President Donald Trump’s controversial border wall could propel lawmakers to end a time-honored “gentleman’s agreement” that has allowed the Pentagon to shift billions of dollars around in its budget — a move that could hamstring the military’s ability to respond quickly to unforeseen events.

House Democrats are poised to retaliate against Trump’s decision to repurpose Defense Department funds to help pay for the wall along the southern border, and the Pentagon’s budget flexibility seems to be the target.

Trump tries to revive North Korea talks in meeting with South Korea’s Moon
Experts see Moon urging U.S. leader to pursue ‘small deal’ with Kim Jong Un

President Donald Trump will meet with South Korean President Moon Jae-in at the White House on Thursday. (Alex Wong/Getty Images file photo)

President Donald Trump will try to revive his push to strip North Korea of its nuclear weapons when he hosts South Korean President Moon Jae-in on Thursday. The visit comes as lawmakers worry about Kim Jong Un’s arsenal, with experts encouraging talks in hopes of even a “small deal.”

Trump’s second nuclear disarmament summit was cut short in late February after he and Kim reached an impasse over several issues, including the latter’s demand for some sanctions to be lifted before he started dismantling his atomic arms and long-range missile programs. Trump has signaled he was at least partially distracted during the meetings in Vietnam by his former personal lawyer Michael Cohen’s testimony before a House panel at the same time.

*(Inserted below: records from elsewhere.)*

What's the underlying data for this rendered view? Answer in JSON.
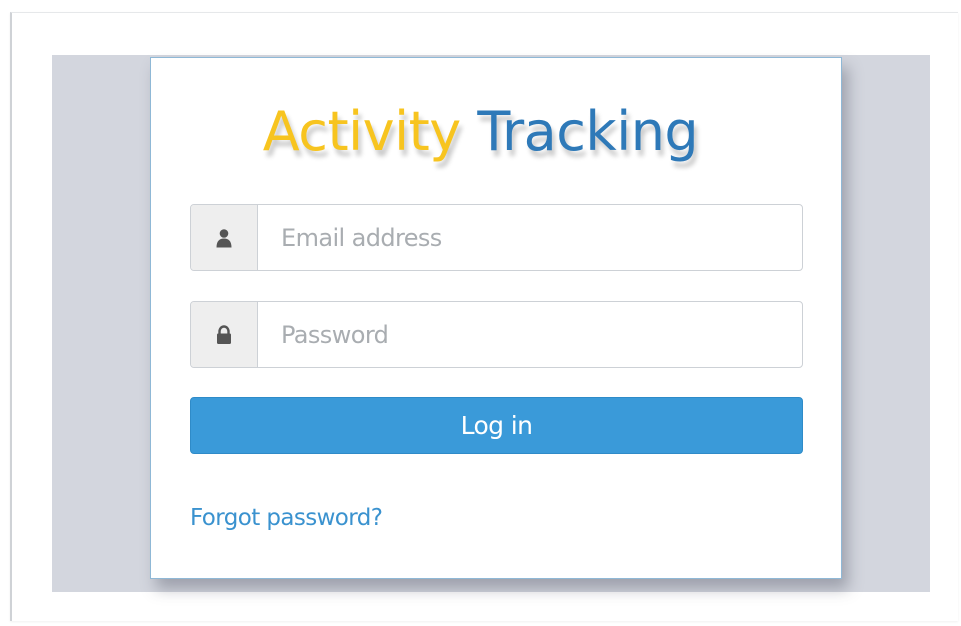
{
  "app": {
    "title_part1": "Activity",
    "title_part2": "Tracking"
  },
  "login_form": {
    "email": {
      "placeholder": "Email address",
      "value": "",
      "icon": "user-icon"
    },
    "password": {
      "placeholder": "Password",
      "value": "",
      "icon": "lock-icon"
    },
    "login_button_label": "Log in",
    "forgot_password_label": "Forgot password?"
  },
  "colors": {
    "title_part1": "#f7c41f",
    "title_part2": "#2e79b8",
    "login_button": "#3a9ad9",
    "link": "#3a92cf",
    "backdrop": "#d3d6de"
  }
}
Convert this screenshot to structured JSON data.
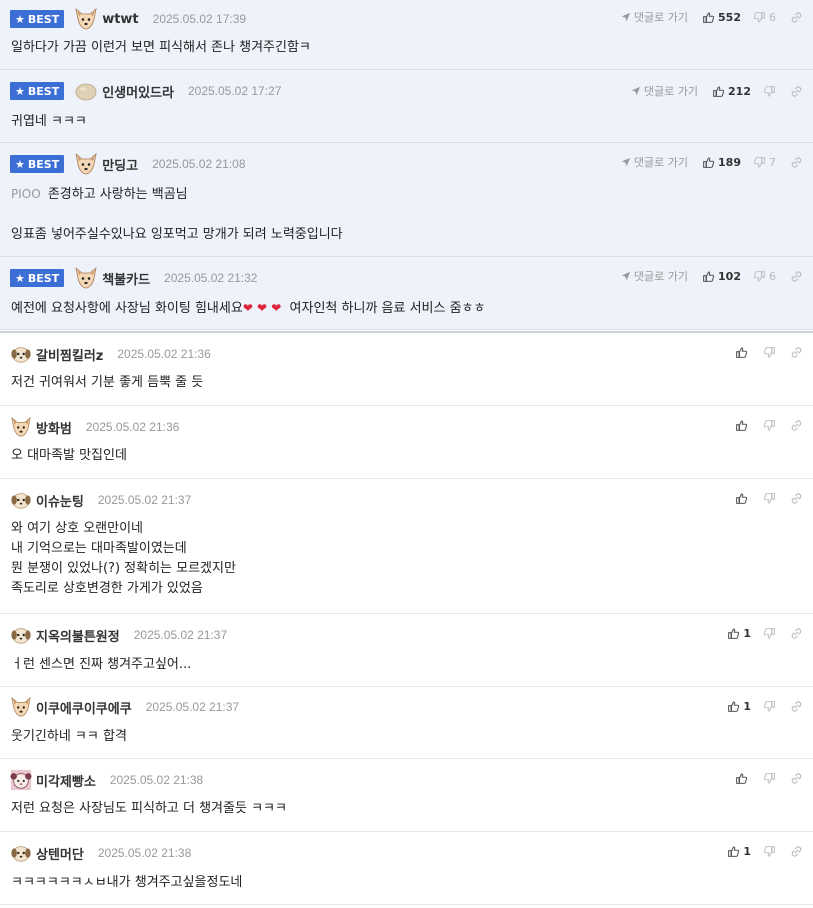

Did you say ‘spying?’ Barr walks back testimony after making a stir
Barr clears up his Senate testimony after cable news and social media buzz over one of his word choices

Attorney General William Barr testifies before a House Appropriations subcommittee hearing on Tuesday. Lee J. Lofthus, assistant attorney general for administration, appears at left. (Tom Williams/CQ Roll Call)

Attorney General William Barr sought to “please add one point of clarification” at the end of his testimony Wednesday before a Senate Appropriations subcommittee — and the veteran law enforcement official needed it.

Cable news and social media were abuzz with one of Barr’s earlier word choices, when he told senators that he would look into the work of U.S. intelligence agencies directed at the Trump campaign during the 2016 presidential election because “spying did occur.”

Rep. Jackie Speier urges Kim Kardashian to tweet at Trump about Armenian genocide
Most U.S. presidents have stopped short of acknowledging the systematic killing of Armenians

Kim Kardashian, in black, enters the White House grounds in May 2018 to meet with members of the Trump administration. (Win McNamee/Getty Images file photo)

Rep. Jackie Speier said the push for President Donald Trump to condemn the Armenian genocide has a “secret weapon” — his fellow television reality star Kim Kardashian.

“I think within our diaspora we have a secret weapon to get him to recognize the Armenian genocide,” Speier said Tuesday. “I think we all need to tweet to Kim Kardashian and ask her,” prompting some laughter from the crowd.

House puts off vote on spending caps deal; adopts ‘deeming’ resolution

House Majority Leader Steny Hoyer, D-Md., announced the spending caps bill would be punted until at least after the two-week recess. (Bill Clark/CQ Roll Call file photo)

The House set an overall spending cap of nearly $1.3 trillion for appropriators in that chamber to write their fiscal 2020 bills, adopting a “deeming resolution” on Tuesday as part of the rule governing floor debate on separate spending caps legislation — although that legislation hit a snag on Tuesday. 

The tally was 219-201, with no Republicans voting for the rule and seven Democrats voting ‘no.’